In 2018, Pineda became the director of the Anchorage Health Department (AHD), formerly known as the Anchorage Department of Health and Human Services. One of her first projects was renaming the department and raising awareness of their existence and program offerings within the community.
“We’re a small but mighty health department,” Pineda said. “We have a wide variety of programs and services that we provide here that are not necessarily all traditional public health programs or offerings.”
AHD oversees everything from traditional health offerings like the WIC program and restaurant inspections to ones less commonly operated by health departments nationwide, like the city’s cemeteries and Animal Control. She’s also grateful for the continued connection to UAA through various health commissions and said she frequently collaborates with her former professors on citywide initiatives.

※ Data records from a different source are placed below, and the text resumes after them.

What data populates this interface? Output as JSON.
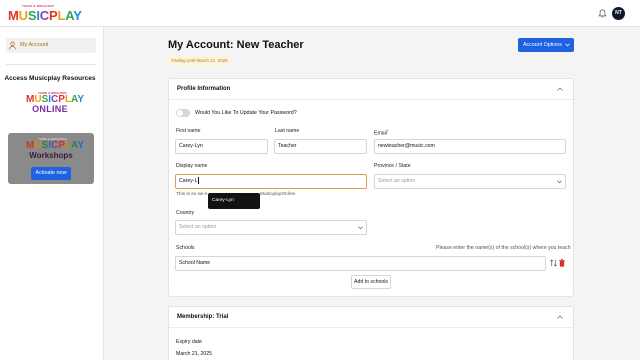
{
  "header": {
    "logo_small": "THIRD & BRIGHTER",
    "logo_text": "MUSICPLAY",
    "avatar_initials": "NT"
  },
  "sidebar": {
    "active_item": "My Account",
    "resources_title": "Access Musicplay Resources",
    "online_small": "THIRD & BRIGHTER",
    "online_logo": "MUSICPLAY",
    "online_word": "ONLINE",
    "workshops_small": "THIRD & BRIGHTER",
    "workshops_logo": "MUSICPLAY",
    "workshops_word": "Workshops",
    "activate_label": "Activate now"
  },
  "page": {
    "title": "My Account: New Teacher",
    "trial_badge": "Trialing until March 21, 2025",
    "options_button": "Account Options"
  },
  "profile": {
    "section_title": "Profile Information",
    "toggle_label": "Would You Like To Update Your Password?",
    "first_name_label": "First name",
    "first_name_value": "Carey-Lyn",
    "last_name_label": "Last name",
    "last_name_value": "Teacher",
    "email_label": "Email",
    "email_required": "*",
    "email_value": "newteacher@music.com",
    "display_name_label": "Display name",
    "display_name_value": "Carey-L",
    "autocomplete_suggestion": "Carey-Lyn",
    "display_help_start": "This is so we k",
    "display_help_end": "MusicplayOnline",
    "province_label": "Province / State",
    "province_placeholder": "Select an option",
    "country_label": "Country",
    "country_placeholder": "Select an option",
    "schools_label": "Schools",
    "schools_hint": "Please enter the name(s) of the school(s) where you teach",
    "school_placeholder": "School Name",
    "add_schools_button": "Add to schools"
  },
  "membership": {
    "section_title": "Membership: Trial",
    "expiry_label": "Expiry date",
    "expiry_value": "March 21, 2025"
  },
  "colors": {
    "primary": "#1d62e0",
    "accent": "#b36a00",
    "focus_border": "#d9a14a",
    "danger": "#d93025"
  },
  "icons": [
    "bell-icon",
    "user-icon",
    "chevron-down-icon",
    "chevron-up-icon",
    "sort-icon",
    "trash-icon"
  ]
}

“Before the emergency, we had identified a couple of areas we wanted to focus on and Tobacco 21 was one of the first ones we got into,” said Pineda, who was able to pull the expertise of Gabe Garcia, associate professor of public health in the Department of Health Sciences, and who also serves as a member of the Municipal Health and Human Services Commission. “In his role as a commissioner, he was able to provide great input and helped us inform the Anchorage Assembly as they moved forward a Tobacco 21 policy before a federal one was passed.”
Pineda credits her UAA public health program and education in understanding the importance of policies like Tobacco 21 and is grateful she was able to access university resources so easily to help the city implement the policy.
January 24, 2020
As global and national reports started rolling in on the enormous scale of the COVID-19 pandemic, the Municipality of Anchorage (MOA) acted quickly and Pineda and her team jumped into action. Since late January, she’s been clocking 10-14 hour days, all while trying to balance life at home with a husband and school-age children.
With the current, constantly evolving situation, Pineda said her M.P.H. degree is helping her navigate the COVID-19 pandemic, which in turn has helped her guide city officials through the process of keeping Anchorage safe.
“I can’t imagine trying to navigate this current situation without that foundational understanding,” Pineda said. “It’s transformed our entire world and our community, but I think January 24 was kind of the cardinal day that things changed.”
Pineda said it was a Saturday and that state health officials held a conference call for health officials across the state to hear about and to begin implementing new guidelines regarding COVID-19. She said AHD rapidly shifted course from their usual functions to create and post new information about health recommendations regarding the virus and since January 24, it has been nonstop.
By February, Pineda said all of her staff was putting all of their energy toward handling the COVID-19 crisis. A few days into the new month, MOA opened its emergency crisis center and the entire AHD staff was reassigned to the MOA’s emergency center. She said about 25% of her staff is completely dedicated to the city’s emergency operations center, but that she still has a handful of employees who are still working on core functions to operate important programs like WIC.
“I think the current emergency is the perfect example of why a local health authority matters because all emergencies are local,” said Pineda. She said Anchorage is fortunate that the state can provide infrastructure and support, but the quick changes on the local level were the result of having a boots-on-the-ground local municipal health department. “As a local department, we were able to work directly with the mayor and say, ‘Here’s what we’re seeing, hearing and what’s going on around the country and the world’ and here are our recommendations. Having a local jurisdiction being able to identify the biggest issues and what’s most important here and then be able to advocate for those things is powerful.”
This story originally appeared in the UAA Green and Gold News.
This story originally appeared in the UAA Green and Gold News.
- Diversity, Equity, and Inclusion
- Alaska Health Misinformation Response Project
- Institute for Circumpolar Health Studies